By Lindsay Whelchel
The Norman Transcript
NORMAN — The wooden framework for the setting of a small town sits illuminated on stage like a skeleton. At first stark and rather haunting in appearance, the bare bones of material quickly turns to possibility, when the drama students of Norman North High School spill out onto the set.
Their excitement and pride permeates the air at their first sighting of the finished set where they will soon perform the play they’ve been working on for weeks.
The production, “The Rimers of Eldritch,” set in the small Midwestern town of Eldritch in the late 1960s, is a whodunit with twists, turns and varying accounts from the townspeople. But it’s also a learning opportunity for the student actors, explained Jim Ryan, director.
Ryan said that the script — which was avant-garde at the time it was written by famed Lanford Wilson in 1966 — jumps wildly in sequence and tells a crime story through shifts in time, flashbacks and forwards.
The students have had to learn how to carry the weight of such a different story structure, said Ryan, drama and debate teacher at Norman North.
“We’re pretty focused on what it is that we’re doing and it’s quite a challenge with young actors where the story telling technique is not traditional to do something like this,” he said. “There’s been a lot of work that they have had to do in analyzing what to do, and what they say, in order to be able to even kind of know where they are in time and space, which changes from line to line sometimes.”
But he said the hard work pays off with this script.
Because it is an ensemble piece, the production is perfect for allowing all of the students to soak up the limelight, he said.
It is a script that holds true to the old adage that, ‘there are no small parts,’ which is why this play was chosen for the group to perform.
“The reason I was attracted to it was the fact that there were lots of really good roles for a number of actors, and they all get to be on stage for a great amount of time,” Ryan said. “Nobody has a little part where they carry on a spear and say two words and walk off.”
Ryan described the story as an, “interesting journey” and explained that each of the characters has secrets. They all have a different story they are set on telling.
“In every small community like that pretty much everybody knows exactly what happened but there’s an official story that everyone is committed to maintaining as the truth, and so they go about the business of sort of white washing the truth as to what actually happened,” he said.
Ryan said the play is not intended for young children but that an older audience will likely enjoy the challenge of following the story and figuring out the truth.
“The story requires you to be on your toes. It’s not an easy story, but if they want to see young people on the verge of adulthood grappling with really serious questions of honor and honesty, decency, how it is to try to live in a community with other people, and what it takes just to tell the truth when everybody around you wants to believe in a lie, it would be an exciting thing to come see,” he said.
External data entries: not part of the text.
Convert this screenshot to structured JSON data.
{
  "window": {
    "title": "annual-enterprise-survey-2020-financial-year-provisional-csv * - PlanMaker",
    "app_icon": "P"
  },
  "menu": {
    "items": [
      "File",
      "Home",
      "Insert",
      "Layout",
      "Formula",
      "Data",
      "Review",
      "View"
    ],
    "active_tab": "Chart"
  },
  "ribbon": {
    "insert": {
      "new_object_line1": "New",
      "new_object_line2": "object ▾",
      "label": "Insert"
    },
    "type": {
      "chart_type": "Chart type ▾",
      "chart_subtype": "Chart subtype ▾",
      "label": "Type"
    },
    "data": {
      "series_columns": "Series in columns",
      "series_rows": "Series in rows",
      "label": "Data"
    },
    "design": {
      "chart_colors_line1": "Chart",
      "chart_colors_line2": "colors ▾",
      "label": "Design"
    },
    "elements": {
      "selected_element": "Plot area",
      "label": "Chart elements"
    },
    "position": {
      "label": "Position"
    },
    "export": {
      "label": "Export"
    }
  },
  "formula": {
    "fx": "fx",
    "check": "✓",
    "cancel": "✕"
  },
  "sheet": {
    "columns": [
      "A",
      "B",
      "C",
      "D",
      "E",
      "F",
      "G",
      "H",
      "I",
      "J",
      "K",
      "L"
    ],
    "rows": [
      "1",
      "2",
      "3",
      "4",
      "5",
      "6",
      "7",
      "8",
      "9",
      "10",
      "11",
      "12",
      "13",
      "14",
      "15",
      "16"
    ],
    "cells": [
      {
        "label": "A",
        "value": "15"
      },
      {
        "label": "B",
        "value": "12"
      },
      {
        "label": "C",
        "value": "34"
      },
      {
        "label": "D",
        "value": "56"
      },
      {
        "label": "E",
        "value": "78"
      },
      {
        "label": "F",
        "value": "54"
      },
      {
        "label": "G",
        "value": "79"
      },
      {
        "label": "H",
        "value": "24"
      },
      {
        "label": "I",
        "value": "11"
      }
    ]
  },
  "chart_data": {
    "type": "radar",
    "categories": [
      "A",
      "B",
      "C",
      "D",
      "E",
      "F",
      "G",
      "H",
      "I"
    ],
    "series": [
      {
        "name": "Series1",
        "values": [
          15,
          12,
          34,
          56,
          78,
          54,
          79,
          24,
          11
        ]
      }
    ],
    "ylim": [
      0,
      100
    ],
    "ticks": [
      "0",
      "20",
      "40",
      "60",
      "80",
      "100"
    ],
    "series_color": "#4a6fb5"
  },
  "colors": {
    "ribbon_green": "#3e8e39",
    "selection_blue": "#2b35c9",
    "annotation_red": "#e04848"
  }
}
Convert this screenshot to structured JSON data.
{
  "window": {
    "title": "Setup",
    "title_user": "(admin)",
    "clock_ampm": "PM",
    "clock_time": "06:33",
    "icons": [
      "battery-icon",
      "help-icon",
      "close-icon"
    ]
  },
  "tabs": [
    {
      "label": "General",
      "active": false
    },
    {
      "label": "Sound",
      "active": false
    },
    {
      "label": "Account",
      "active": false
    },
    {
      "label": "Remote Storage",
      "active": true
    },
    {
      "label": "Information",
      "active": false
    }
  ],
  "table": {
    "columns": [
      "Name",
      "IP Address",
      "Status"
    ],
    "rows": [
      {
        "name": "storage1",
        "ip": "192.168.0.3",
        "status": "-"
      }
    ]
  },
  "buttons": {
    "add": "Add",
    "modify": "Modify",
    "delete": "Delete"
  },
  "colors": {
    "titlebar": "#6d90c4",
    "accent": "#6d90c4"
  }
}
These deeper lessons are not lost on the student actors.
Nicholette Inocente, junior at Norman North, plays the town gossip, Wilma Atkins, and said the role has impacted her.
“I learned that there’s really no reward for being a gossip. To be an honest person, everything works out better that way,” she said. “There’s a lot of ‘he said, she said’ in this play, and it just makes everything worse. So I take that to heart.”
Jake Marsh, fellow junior and assistant to the director, said he has learned through the characters that things are not always what they seem. Also, from real life, he’s learning how to work hard and then see the effort come to fruition.
“I get to see it every day, see it improve, like having a child almost, how they grow up and flourish into something beautiful, which hopefully it turns out to be,” he said.
Norman North senior Josh Poteet plays the town voice of reason, Peck Johnson. Poteet acknowledged the difficulties of learning lines and memorizing stage blocking, but he is confident in the benefits of such an experience.
“I think it’s worth it all in the end,” he said. “Coming out of high school, math and science is pounded so hard into our brains, that the liberal arts can play a huge role in developing you as a human being in general, as a productive member of society.”
And Poteet said the audience will reap benefits, as well.
“They’re going to get a great show,” he said. “It’s going to make them think. It’s just an overall great performance from a bunch of talented kids.”
And that’s the truth.